Data shown Block Start
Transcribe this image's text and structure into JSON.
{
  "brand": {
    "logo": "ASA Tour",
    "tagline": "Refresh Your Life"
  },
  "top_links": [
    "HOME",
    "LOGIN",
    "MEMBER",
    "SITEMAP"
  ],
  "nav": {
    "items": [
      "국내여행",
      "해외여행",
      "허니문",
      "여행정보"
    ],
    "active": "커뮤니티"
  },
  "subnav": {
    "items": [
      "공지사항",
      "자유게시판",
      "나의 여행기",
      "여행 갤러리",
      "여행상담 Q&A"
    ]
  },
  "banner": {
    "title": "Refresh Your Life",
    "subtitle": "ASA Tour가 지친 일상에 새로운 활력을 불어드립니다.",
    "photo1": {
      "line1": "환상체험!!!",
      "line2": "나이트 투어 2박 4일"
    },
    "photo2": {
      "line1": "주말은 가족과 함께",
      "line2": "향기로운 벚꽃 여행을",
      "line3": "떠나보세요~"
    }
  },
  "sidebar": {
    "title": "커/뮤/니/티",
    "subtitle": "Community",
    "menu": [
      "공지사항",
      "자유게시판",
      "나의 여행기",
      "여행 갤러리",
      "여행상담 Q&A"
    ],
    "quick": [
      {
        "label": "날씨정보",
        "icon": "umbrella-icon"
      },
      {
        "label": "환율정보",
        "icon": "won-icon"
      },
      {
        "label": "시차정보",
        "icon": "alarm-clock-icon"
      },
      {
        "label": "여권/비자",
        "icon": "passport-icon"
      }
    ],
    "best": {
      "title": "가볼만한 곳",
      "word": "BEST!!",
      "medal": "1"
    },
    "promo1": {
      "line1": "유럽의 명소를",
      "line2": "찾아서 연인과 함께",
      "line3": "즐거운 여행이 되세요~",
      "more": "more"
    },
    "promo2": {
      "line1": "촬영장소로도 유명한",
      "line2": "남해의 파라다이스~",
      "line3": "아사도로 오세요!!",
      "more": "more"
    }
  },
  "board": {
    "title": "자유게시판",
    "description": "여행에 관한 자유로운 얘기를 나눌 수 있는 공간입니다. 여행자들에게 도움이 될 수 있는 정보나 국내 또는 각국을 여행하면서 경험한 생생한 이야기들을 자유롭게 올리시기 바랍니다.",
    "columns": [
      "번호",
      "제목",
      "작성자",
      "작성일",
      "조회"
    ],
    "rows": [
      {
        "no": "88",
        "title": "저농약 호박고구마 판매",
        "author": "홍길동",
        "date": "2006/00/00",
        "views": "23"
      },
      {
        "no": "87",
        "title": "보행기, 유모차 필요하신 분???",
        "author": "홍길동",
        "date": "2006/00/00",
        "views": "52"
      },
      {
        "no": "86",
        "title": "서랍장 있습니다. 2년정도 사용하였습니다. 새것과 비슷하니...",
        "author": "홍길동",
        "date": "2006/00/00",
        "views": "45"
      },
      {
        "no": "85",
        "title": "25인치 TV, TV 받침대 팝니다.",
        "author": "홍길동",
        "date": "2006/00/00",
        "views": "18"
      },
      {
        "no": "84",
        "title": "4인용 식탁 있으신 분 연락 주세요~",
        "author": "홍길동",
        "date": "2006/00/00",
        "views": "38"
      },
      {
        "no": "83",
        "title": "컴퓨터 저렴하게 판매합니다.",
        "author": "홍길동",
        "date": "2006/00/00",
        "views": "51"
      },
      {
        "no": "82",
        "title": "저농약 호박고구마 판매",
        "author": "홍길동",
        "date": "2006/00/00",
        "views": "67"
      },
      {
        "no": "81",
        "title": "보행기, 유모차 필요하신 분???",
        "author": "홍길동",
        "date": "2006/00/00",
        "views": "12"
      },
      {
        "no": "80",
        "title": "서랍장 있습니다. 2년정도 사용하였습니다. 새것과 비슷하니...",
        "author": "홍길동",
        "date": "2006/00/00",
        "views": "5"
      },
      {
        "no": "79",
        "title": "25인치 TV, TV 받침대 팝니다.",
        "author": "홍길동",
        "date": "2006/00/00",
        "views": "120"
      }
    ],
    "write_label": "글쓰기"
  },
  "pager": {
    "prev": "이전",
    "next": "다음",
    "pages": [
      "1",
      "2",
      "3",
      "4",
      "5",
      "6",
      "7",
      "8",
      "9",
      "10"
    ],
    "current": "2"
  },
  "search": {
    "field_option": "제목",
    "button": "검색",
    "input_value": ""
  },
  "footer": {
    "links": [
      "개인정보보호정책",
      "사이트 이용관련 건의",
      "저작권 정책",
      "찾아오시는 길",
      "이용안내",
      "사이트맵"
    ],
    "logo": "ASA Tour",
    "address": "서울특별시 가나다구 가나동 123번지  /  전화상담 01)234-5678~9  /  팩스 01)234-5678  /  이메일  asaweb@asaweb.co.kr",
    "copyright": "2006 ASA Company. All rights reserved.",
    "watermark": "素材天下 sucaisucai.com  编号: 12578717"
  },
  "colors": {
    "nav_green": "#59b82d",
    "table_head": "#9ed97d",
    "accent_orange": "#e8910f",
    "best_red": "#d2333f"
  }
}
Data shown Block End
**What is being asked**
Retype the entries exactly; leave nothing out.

**Task output**
Transcribe this image's text and structure into JSON.
{
  "brand": {
    "logo": "ASA Tour",
    "tagline": "Refresh Your Life"
  },
  "top_links": [
    "HOME",
    "LOGIN",
    "MEMBER",
    "SITEMAP"
  ],
  "nav": {
    "items": [
      "국내여행",
      "해외여행",
      "허니문",
      "여행정보"
    ],
    "active": "커뮤니티"
  },
  "subnav": {
    "items": [
      "공지사항",
      "자유게시판",
      "나의 여행기",
      "여행 갤러리",
      "여행상담 Q&A"
    ]
  },
  "banner": {
    "title": "Refresh Your Life",
    "subtitle": "ASA Tour가 지친 일상에 새로운 활력을 불어드립니다.",
    "photo1": {
      "line1": "환상체험!!!",
      "line2": "나이트 투어 2박 4일"
    },
    "photo2": {
      "line1": "주말은 가족과 함께",
      "line2": "향기로운 벚꽃 여행을",
      "line3": "떠나보세요~"
    }
  },
  "sidebar": {
    "title": "커/뮤/니/티",
    "subtitle": "Community",
    "menu": [
      "공지사항",
      "자유게시판",
      "나의 여행기",
      "여행 갤러리",
      "여행상담 Q&A"
    ],
    "quick": [
      {
        "label": "날씨정보",
        "icon": "umbrella-icon"
      },
      {
        "label": "환율정보",
        "icon": "won-icon"
      },
      {
        "label": "시차정보",
        "icon": "alarm-clock-icon"
      },
      {
        "label": "여권/비자",
        "icon": "passport-icon"
      }
    ],
    "best": {
      "title": "가볼만한 곳",
      "word": "BEST!!",
      "medal": "1"
    },
    "promo1": {
      "line1": "유럽의 명소를",
      "line2": "찾아서 연인과 함께",
      "line3": "즐거운 여행이 되세요~",
      "more": "more"
    },
    "promo2": {
      "line1": "촬영장소로도 유명한",
      "line2": "남해의 파라다이스~",
      "line3": "아사도로 오세요!!",
      "more": "more"
    }
  },
  "board": {
    "title": "자유게시판",
    "description": "여행에 관한 자유로운 얘기를 나눌 수 있는 공간입니다. 여행자들에게 도움이 될 수 있는 정보나 국내 또는 각국을 여행하면서 경험한 생생한 이야기들을 자유롭게 올리시기 바랍니다.",
    "columns": [
      "번호",
      "제목",
      "작성자",
      "작성일",
      "조회"
    ],
    "rows": [
      {
        "no": "88",
        "title": "저농약 호박고구마 판매",
        "author": "홍길동",
        "date": "2006/00/00",
        "views": "23"
      },
      {
        "no": "87",
        "title": "보행기, 유모차 필요하신 분???",
        "author": "홍길동",
        "date": "2006/00/00",
        "views": "52"
      },
      {
        "no": "86",
        "title": "서랍장 있습니다. 2년정도 사용하였습니다. 새것과 비슷하니...",
        "author": "홍길동",
        "date": "2006/00/00",
        "views": "45"
      },
      {
        "no": "85",
        "title": "25인치 TV, TV 받침대 팝니다.",
        "author": "홍길동",
        "date": "2006/00/00",
        "views": "18"
      },
      {
        "no": "84",
        "title": "4인용 식탁 있으신 분 연락 주세요~",
        "author": "홍길동",
        "date": "2006/00/00",
        "views": "38"
      },
      {
        "no": "83",
        "title": "컴퓨터 저렴하게 판매합니다.",
        "author": "홍길동",
        "date": "2006/00/00",
        "views": "51"
      },
      {
        "no": "82",
        "title": "저농약 호박고구마 판매",
        "author": "홍길동",
        "date": "2006/00/00",
        "views": "67"
      },
      {
        "no": "81",
        "title": "보행기, 유모차 필요하신 분???",
        "author": "홍길동",
        "date": "2006/00/00",
        "views": "12"
      },
      {
        "no": "80",
        "title": "서랍장 있습니다. 2년정도 사용하였습니다. 새것과 비슷하니...",
        "author": "홍길동",
        "date": "2006/00/00",
        "views": "5"
      },
      {
        "no": "79",
        "title": "25인치 TV, TV 받침대 팝니다.",
        "author": "홍길동",
        "date": "2006/00/00",
        "views": "120"
      }
    ],
    "write_label": "글쓰기"
  },
  "pager": {
    "prev": "이전",
    "next": "다음",
    "pages": [
      "1",
      "2",
      "3",
      "4",
      "5",
      "6",
      "7",
      "8",
      "9",
      "10"
    ],
    "current": "2"
  },
  "search": {
    "field_option": "제목",
    "button": "검색",
    "input_value": ""
  },
  "footer": {
    "links": [
      "개인정보보호정책",
      "사이트 이용관련 건의",
      "저작권 정책",
      "찾아오시는 길",
      "이용안내",
      "사이트맵"
    ],
    "logo": "ASA Tour",
    "address": "서울특별시 가나다구 가나동 123번지  /  전화상담 01)234-5678~9  /  팩스 01)234-5678  /  이메일  asaweb@asaweb.co.kr",
    "copyright": "2006 ASA Company. All rights reserved.",
    "watermark": "素材天下 sucaisucai.com  编号: 12578717"
  },
  "colors": {
    "nav_green": "#59b82d",
    "table_head": "#9ed97d",
    "accent_orange": "#e8910f",
    "best_red": "#d2333f"
  }
}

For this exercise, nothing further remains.